“When I came here, I received good care,” Batista says. “We have church groups coming in from local area, the word of God motivated me to change for the better. I got help with housing, food clothing, but also help to understand what to do next. How do I go on to the next step.”
“I think one of the things that is really telling about his case is that he when he first left here, he was renting a room at Windsor House on Broadway,” said Andy McMahon, Daybreak Shelter’s program director.
“He wasn’t there very long, though he ended up coming back here because it just wasn’t safe. Imagine, that a homeless shelter is safer than a rooming house but I try to discourage everyone from renting a room at a rooming house. The rooming houses are much more dangerous for people in recovery than it is here because we do not allow drugs or alcohol on the property.”
Batista says that because of Daybreak and the programs they offered, he now has his own bed and his own apartment on Washington St. in Haverhill with a roommate (who also in recovery). Batista says that some of those programs that he was afforded are no longer available because of budget cuts and hopes additional funding can be found so that those who want help can get it.
Batista also says he wants to continue volunteering to help make sure others who find themselves on the streets know they have a chance to make their lives better if they want the help.
“I use to sleep here. Now I come here from my place, I volunteer with groups at Daybreak and help people in the street. I counsel them, tell them my story. How I came to Daybreak and things got better for me.”
DOING SO MUCH WITH SO LITTLE
Asked if legislators could wave a magic wand and give them the funding they needed, Pappalardo says that what they really need is a budget increase of about $500,000.
Currently the Daybreak is put together from construction trailers. It houses 35 male beds and 12 female beds. The City of Lawrence allows them to put three mattresses on the floor, for a total capacity of 50 people staying at the shelter each night.
“We used to be able to provide vital mental health and substance abuse counseling until the outpatient counseling center had to close in July,” Pappalardo says. “Unfortunately, we are no longer providing the services from The Counseling Center and we have felt the impact on the community with an increase in the homeless population outside or in emergency rooms. The Counseling Center had 20 clinicians providing individual, family and group counseling. Losing this program was a great loss to the community and the individuals accessing the services. So, now the only services they receive are what we can offer from volunteers at the shelter or from other counseling agencies. Other agencies have long waiting lists or individuals don’t have the means of transportation to get there.”

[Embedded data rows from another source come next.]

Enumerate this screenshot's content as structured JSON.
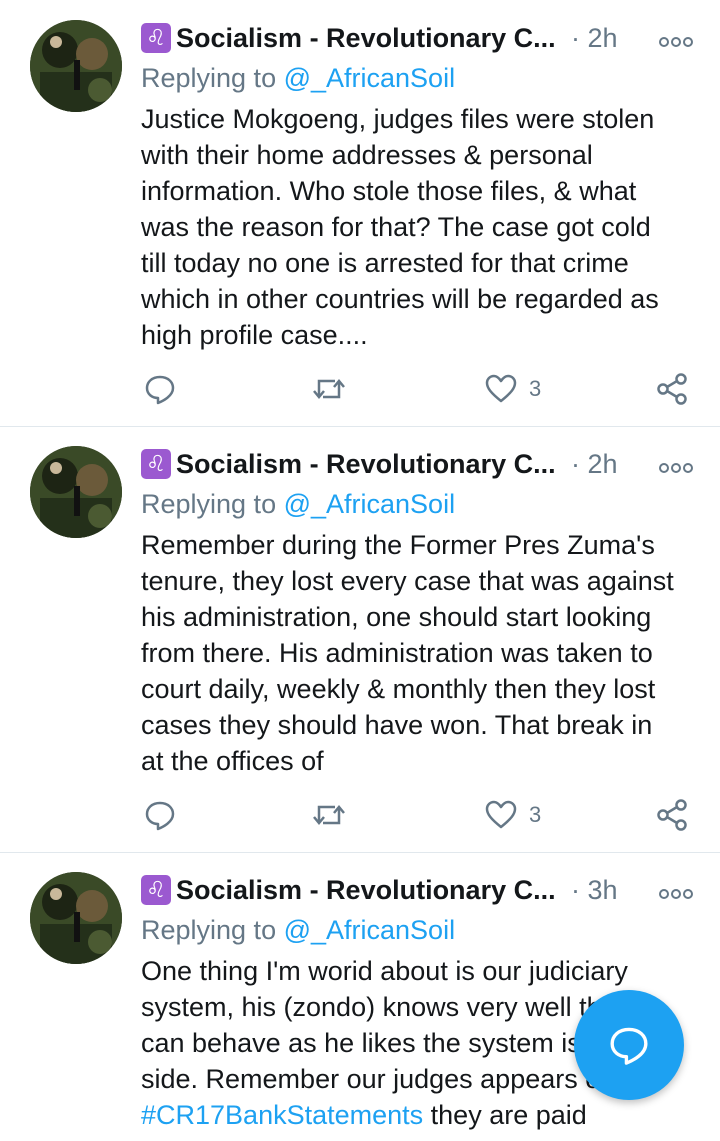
{
  "tweets": [
    {
      "display_name": "Socialism - Revolutionary C...",
      "badge_glyph": "♌",
      "timestamp": "· 2h",
      "reply_prefix": "Replying to ",
      "reply_handle": "@_AfricanSoil",
      "text_lines": [
        "Justice Mokgoeng, judges files were stolen",
        "with their home addresses & personal",
        "information. Who stole those files, & what",
        "was the reason for that? The case got cold",
        "till today no one is arrested for that crime",
        "which in other countries will be regarded as",
        "high profile case...."
      ],
      "like_count": "3"
    },
    {
      "display_name": "Socialism - Revolutionary C...",
      "badge_glyph": "♌",
      "timestamp": "· 2h",
      "reply_prefix": "Replying to ",
      "reply_handle": "@_AfricanSoil",
      "text_lines": [
        "Remember during the Former Pres Zuma's",
        "tenure, they lost every case that was against",
        "his administration, one should start looking",
        "from there. His administration was taken to",
        "court daily, weekly & monthly then they lost",
        "cases they should have won. That break in",
        "at the offices of"
      ],
      "like_count": "3"
    },
    {
      "display_name": "Socialism - Revolutionary C...",
      "badge_glyph": "♌",
      "timestamp": "· 3h",
      "reply_prefix": "Replying to ",
      "reply_handle": "@_AfricanSoil",
      "text_lines": [
        "One thing I'm worid about is our judiciary",
        "system, his (zondo) knows very well that he",
        "can behave as he likes the system is on his",
        "side. Remember our judges appears on",
        "#CR17BankStatements they are paid"
      ],
      "hashtag": "#CR17BankStatements",
      "last_line_rest": " they are paid"
    }
  ],
  "colors": {
    "accent": "#1da1f2",
    "muted": "#657786",
    "badge": "#9b59d0",
    "divider": "#e1e8ed"
  },
  "icons": {
    "reply": "reply-icon",
    "retweet": "retweet-icon",
    "like": "heart-icon",
    "share": "share-icon",
    "more": "more-options-icon",
    "compose": "compose-reply-icon"
  }
}
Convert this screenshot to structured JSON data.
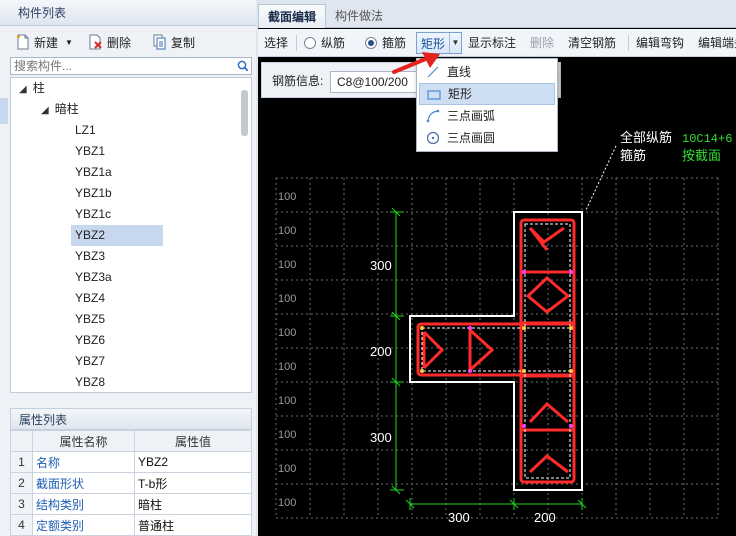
{
  "left": {
    "component_list": {
      "title": "构件列表",
      "toolbar": {
        "new_label": "新建",
        "delete_label": "删除",
        "copy_label": "复制"
      },
      "search_placeholder": "搜索构件...",
      "tree": {
        "root": "柱",
        "group": "暗柱",
        "items": [
          "LZ1",
          "YBZ1",
          "YBZ1a",
          "YBZ1b",
          "YBZ1c",
          "YBZ2",
          "YBZ3",
          "YBZ3a",
          "YBZ4",
          "YBZ5",
          "YBZ6",
          "YBZ7",
          "YBZ8"
        ],
        "selected": "YBZ2"
      }
    },
    "attributes": {
      "title": "属性列表",
      "col_name": "属性名称",
      "col_value": "属性值",
      "rows": [
        {
          "idx": "1",
          "name": "名称",
          "value": "YBZ2"
        },
        {
          "idx": "2",
          "name": "截面形状",
          "value": "T-b形"
        },
        {
          "idx": "3",
          "name": "结构类别",
          "value": "暗柱"
        },
        {
          "idx": "4",
          "name": "定额类别",
          "value": "普通柱"
        }
      ]
    }
  },
  "right": {
    "tabs": [
      {
        "label": "截面编辑",
        "active": true
      },
      {
        "label": "构件做法",
        "active": false
      }
    ],
    "toolbar": {
      "select_label": "选择",
      "longitudinal_label": "纵筋",
      "stirrup_label": "箍筋",
      "shape_label": "矩形",
      "show_dims_label": "显示标注",
      "delete_label": "删除",
      "clear_label": "清空钢筋",
      "edit_hook_label": "编辑弯钩",
      "edit_end_label": "编辑端头"
    },
    "rebar_info": {
      "label": "钢筋信息:",
      "value": "C8@100/200"
    },
    "shape_menu": {
      "items": [
        {
          "label": "直线",
          "icon": "line-icon"
        },
        {
          "label": "矩形",
          "icon": "rectangle-icon"
        },
        {
          "label": "三点画弧",
          "icon": "three-point-arc-icon"
        },
        {
          "label": "三点画圆",
          "icon": "three-point-circle-icon"
        }
      ],
      "highlighted": "矩形"
    },
    "canvas": {
      "annotation_line1": "全部纵筋",
      "annotation_line2": "箍筋",
      "annotation_value1": "10C14+6",
      "annotation_value2": "按截面",
      "grid_label": "100",
      "dim_vertical": [
        "300",
        "200",
        "300"
      ],
      "dim_horizontal": [
        "300",
        "200"
      ],
      "colors": {
        "outline": "#ffffff",
        "stirrup": "#ff2a2a",
        "dimension": "#1fd61f",
        "grid": "#7a7a7a",
        "annotation_value": "#33dd33"
      }
    }
  }
}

Pappalardo says she would love to have the local representatives, senators and Lawrence city councilors come down to the shelter and see for themselves the critical need that they serve in the community. “We have seen Diana DiZoglio. She comes and she has been very helpful. We didn’t ask, she just came and asked us what we needed and how she could help.”
“It’s money yes,” adds Andy McMahan. “But, it’s also about the fact that we can’t do much with this structure. Ideally, we really need a building; a real building. We don’t own the land, it’s owned by Bob Gangi, and we pay rent. Ideally, if we had a real building, we may be able to have a couple of apartments for transition; someplace that isn’t dangerous for them. Right now, like with Marcial, most of the rooming houses around here are much more dangerous than it is here.”
“And it’s not just single guys. We have had three kids go to high school out of here. We had a woman celebrate her 79th birthday. This isn’t the place for that. The people you see here are not the image most people have in their heads. The one thing I would like people to come away from this place with is this: Nobody is very far away from ending up here. I’ve seen guys drive in with expensive cars or women who were living in pretty wealthy homes and either a divorce happens or a spouse decides to flee abuse and they come to our door.”